Project a static 2-ft rise in sea level and its impacts on the study area.
Water levels for the study area were determined using a simplified tide calculator created by MGS for converting between different datums (Dickson, 2005). Using this data, we then calculated the area (m2) of different marsh types within the study area for existing conditions. This was then done for 1, 2, and 3-ft sea level rise scenarios.
It is important to point out the assumptions associated with this project, which include:
- Different marsh areas correspond with different water levels. We assumed that low marsh, dominated by Spartina alterniflora, existed between the limits of open water (0 m NAVD) and the mean high water (MHW) line (calculated to be 1.2 m NAVD). High marsh, dominated by Spartina patens, was assumed to exist within the area between MHW and the highest annual tide (HAT, 1.8 m NAVD; see Table 1). In general, the determined elevations corresponded very well with aerial interpretation of marsh vegetation. Existing areas of open water, low marsh, high marsh, and upland (above highest annual tide) were determined (see Figure 2). Afterwards, we simulated a static 1, 2, and 3-ft rise in sea level using the LIDAR topography and subsequent changes in sea level, mean high water, and highest annual tide.

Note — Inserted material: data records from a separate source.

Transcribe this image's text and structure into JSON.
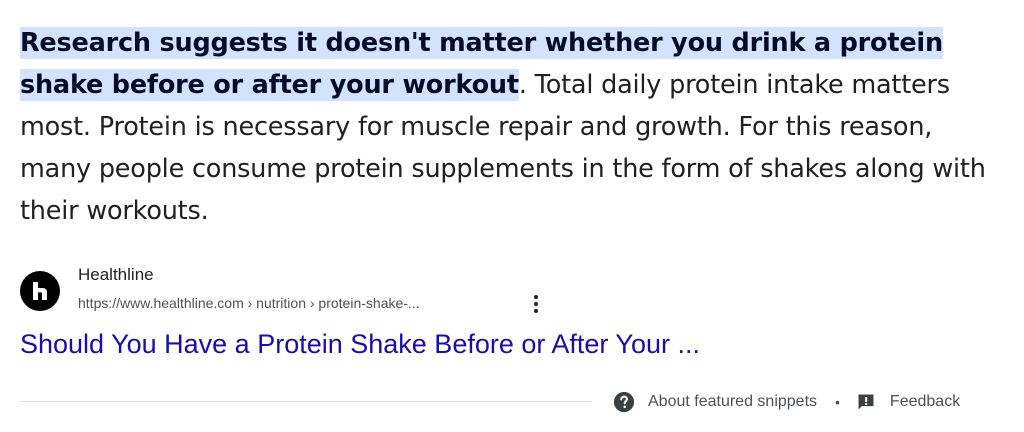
{
  "snippet": {
    "highlighted": "Research suggests it doesn't matter whether you drink a protein shake before or after your workout",
    "rest": ". Total daily protein intake matters most. Protein is necessary for muscle repair and growth. For this reason, many people consume protein supplements in the form of shakes along with their workouts."
  },
  "source": {
    "site_name": "Healthline",
    "breadcrumb": "https://www.healthline.com › nutrition › protein-shake-...",
    "favicon_icon": "healthline-logo-icon",
    "menu_icon": "more-vert-icon"
  },
  "result": {
    "title": "Should You Have a Protein Shake Before or After Your ..."
  },
  "footer": {
    "about_label": "About featured snippets",
    "separator": "•",
    "feedback_label": "Feedback",
    "about_icon": "help-circle-icon",
    "feedback_icon": "feedback-icon"
  },
  "colors": {
    "highlight_bg": "#d3e3fd",
    "link": "#1a0dab",
    "text": "#202124",
    "secondary_text": "#4d5156"
  }
}
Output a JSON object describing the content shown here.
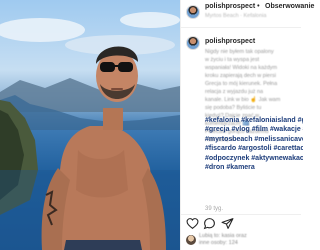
{
  "header": {
    "username": "polishprospect",
    "separator": "•",
    "follow_label": "Obserwowanie",
    "location": "Myrtos Beach · Kefalonia"
  },
  "caption": {
    "username": "polishprospect",
    "blurred_lines": [
      "Nigdy nie byłem tak opalony",
      "w życiu i ta wyspa jest",
      "wspaniała! Widoki na każdym",
      "kroku zapierają dech w piersi",
      "Grecja to mój kierunek. Pełna",
      "relacja z wyjazdu już na",
      "kanale. Link w bio ☝ Jak wam",
      "się podoba? Byliście tu",
      "kiedyś? Dajcie znać w",
      "komentarzach! 🇬🇷",
      "Polecam gorąco każdemu",
      "i tak dalej ☀"
    ]
  },
  "hashtags": [
    "#kefalonia #kefaloniaisland #greece",
    "#grecja #vlog #film #wakacje #w",
    "#myrtosbeach #melissanicave #a",
    "#fiscardo #argostoli #carettacaretta",
    "#odpoczynek #aktywnewakacje",
    "#dron #kamera"
  ],
  "time_ago": "39 tyg.",
  "likes_text_line1": "Lubią to: kasia oraz",
  "likes_text_line2": "inne osoby: 124",
  "icons": [
    "heart-icon",
    "comment-icon",
    "share-icon"
  ]
}
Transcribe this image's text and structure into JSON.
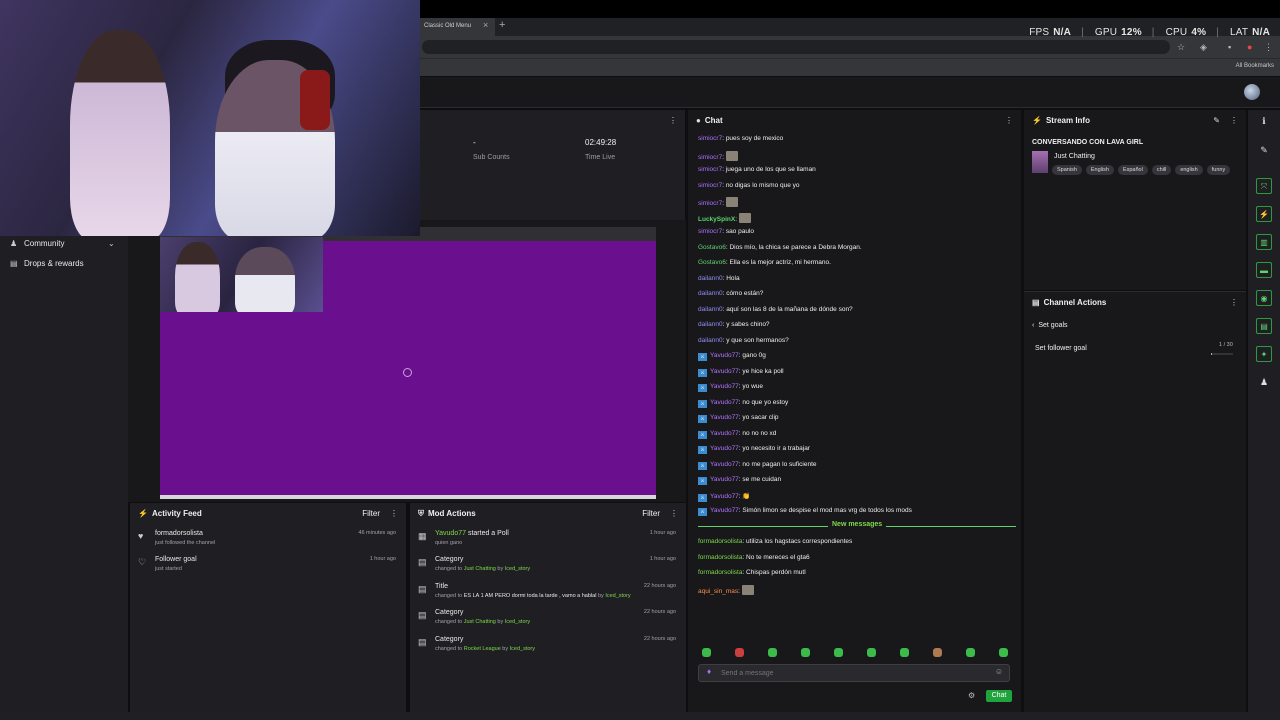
{
  "browser": {
    "tab_title": "Classic Old Menu",
    "tab_close": "×",
    "new_tab": "+",
    "bookmarks_label": "All Bookmarks"
  },
  "stats_overlay": {
    "fps_label": "FPS",
    "fps_value": "N/A",
    "gpu_label": "GPU",
    "gpu_value": "12%",
    "cpu_label": "CPU",
    "cpu_value": "4%",
    "lat_label": "LAT",
    "lat_value": "N/A"
  },
  "sidebar": {
    "items": [
      {
        "label": "Community",
        "icon": "community-icon"
      },
      {
        "label": "Drops & rewards",
        "icon": "drops-icon"
      }
    ]
  },
  "stream_stats": {
    "sub_counts_value": "-",
    "sub_counts_label": "Sub Counts",
    "time_live_value": "02:49:28",
    "time_live_label": "Time Live"
  },
  "activity_feed": {
    "title": "Activity Feed",
    "filter": "Filter",
    "items": [
      {
        "title": "formadorsolista",
        "sub": "just followed the channel",
        "when": "46 minutes ago",
        "icon": "heart-filled-icon"
      },
      {
        "title": "Follower goal",
        "sub": "just started",
        "when": "1 hour ago",
        "icon": "heart-outline-icon"
      }
    ]
  },
  "mod_actions": {
    "title": "Mod Actions",
    "filter": "Filter",
    "items": [
      {
        "title_user": "Yavudo77",
        "title_rest": " started a Poll",
        "sub": "quien gano",
        "when": "1 hour ago"
      },
      {
        "title": "Category",
        "sub_pre": "changed to ",
        "sub_val": "Just Chatting",
        "sub_mid": " by ",
        "sub_user": "Iced_story",
        "when": "1 hour ago"
      },
      {
        "title": "Title",
        "sub_pre": "changed to ",
        "sub_val": "ES LA 1 AM PERO dormi toda la tarde , vamo a hablal",
        "sub_mid": " by ",
        "sub_user": "Iced_story",
        "when": "22 hours ago"
      },
      {
        "title": "Category",
        "sub_pre": "changed to ",
        "sub_val": "Just Chatting",
        "sub_mid": " by ",
        "sub_user": "Iced_story",
        "when": "22 hours ago"
      },
      {
        "title": "Category",
        "sub_pre": "changed to ",
        "sub_val": "Rocket League",
        "sub_mid": " by ",
        "sub_user": "Iced_story",
        "when": "22 hours ago"
      }
    ]
  },
  "chat": {
    "title": "Chat",
    "new_messages": "New messages",
    "placeholder": "Send a message",
    "send_label": "Chat",
    "messages": [
      {
        "user": "simiocr7",
        "text": ": pues soy de mexico",
        "cls": "u-sim"
      },
      {
        "user": "simiocr7",
        "text": ": ",
        "cls": "u-sim",
        "emote": true
      },
      {
        "user": "simiocr7",
        "text": ": juega uno de los que se llaman",
        "cls": "u-sim"
      },
      {
        "user": "simiocr7",
        "text": ": no digas lo mismo que yo",
        "cls": "u-sim"
      },
      {
        "user": "simiocr7",
        "text": ": ",
        "cls": "u-sim",
        "emote": true
      },
      {
        "user": "LuckySpinX",
        "text": ": ",
        "cls": "u-lucky",
        "emote": true
      },
      {
        "user": "simiocr7",
        "text": ": sao paulo",
        "cls": "u-sim"
      },
      {
        "user": "Gostavo6",
        "text": ": Dios mío, la chica se parece a Debra Morgan.",
        "cls": "u-gos"
      },
      {
        "user": "Gostavo6",
        "text": ": Ella es la mejor actriz, mi hermano.",
        "cls": "u-gos"
      },
      {
        "user": "dailann0",
        "text": ": Hola",
        "cls": "u-dai"
      },
      {
        "user": "dailann0",
        "text": ": cómo están?",
        "cls": "u-dai"
      },
      {
        "user": "dailann0",
        "text": ": aquí son las 8 de la mañana de dónde son?",
        "cls": "u-dai"
      },
      {
        "user": "dailann0",
        "text": ": y sabes chino?",
        "cls": "u-dai"
      },
      {
        "user": "dailann0",
        "text": ": y que son hermanos?",
        "cls": "u-dai"
      },
      {
        "user": "Yavudo77",
        "text": ": gano 0g",
        "cls": "u-yav",
        "badge": true
      },
      {
        "user": "Yavudo77",
        "text": ": ye hice ka poll",
        "cls": "u-yav",
        "badge": true
      },
      {
        "user": "Yavudo77",
        "text": ": yo wue",
        "cls": "u-yav",
        "badge": true
      },
      {
        "user": "Yavudo77",
        "text": ": no que yo estoy",
        "cls": "u-yav",
        "badge": true
      },
      {
        "user": "Yavudo77",
        "text": ": yo sacar clip",
        "cls": "u-yav",
        "badge": true
      },
      {
        "user": "Yavudo77",
        "text": ": no no no xd",
        "cls": "u-yav",
        "badge": true
      },
      {
        "user": "Yavudo77",
        "text": ": yo necesito ir a trabajar",
        "cls": "u-yav",
        "badge": true
      },
      {
        "user": "Yavudo77",
        "text": ": no me pagan lo suficiente",
        "cls": "u-yav",
        "badge": true
      },
      {
        "user": "Yavudo77",
        "text": ": se me cuidan",
        "cls": "u-yav",
        "badge": true
      },
      {
        "user": "Yavudo77",
        "text": ": 👏",
        "cls": "u-yav",
        "badge": true
      },
      {
        "user": "Yavudo77",
        "text": ": Simón limon se despise el mod mas vrg de todos los mods",
        "cls": "u-yav",
        "badge": true
      }
    ],
    "new_section": [
      {
        "user": "formadorsolista",
        "text": ": utiliza los hagstacs correspondientes",
        "cls": "u-form"
      },
      {
        "user": "formadorsolista",
        "text": ": No te mereces el gta6",
        "cls": "u-form"
      },
      {
        "user": "formadorsolista",
        "text": ": Chispas perdón mutl",
        "cls": "u-form"
      },
      {
        "user": "aqui_sin_mas",
        "text": ": ",
        "cls": "u-aqui",
        "emote": true
      }
    ]
  },
  "stream_info": {
    "title": "Stream Info",
    "stream_title": "CONVERSANDO CON LAVA GIRL",
    "category": "Just Chatting",
    "tags": [
      "Spanish",
      "English",
      "Español",
      "chill",
      "english",
      "funny"
    ]
  },
  "channel_actions": {
    "title": "Channel Actions",
    "back_label": "Set goals",
    "goal_label": "Set follower goal",
    "goal_current": "1",
    "goal_total": "/ 30",
    "goal_fraction": 0.033
  }
}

- Marshes are able to keep up with sea level rise. We assumed that both high marsh and low marsh will be able to overtake and colonize existing land to the limits designated by the increases in tidal elevations after 1, 2, and 3 ft of sea level rise. This assumes that sedimentation rates will be able to keep up with sea level rise.
- Marsh transgression is not impeded by existing developed property. We assumed that marsh transgression will continue even on currently developed properties.
- Sea level rise is static. We assumed that existing topography (from the 2004 LIDAR) will not change in response to a rising sea level.
Findings and Recommendations
Last updated on April 21, 2006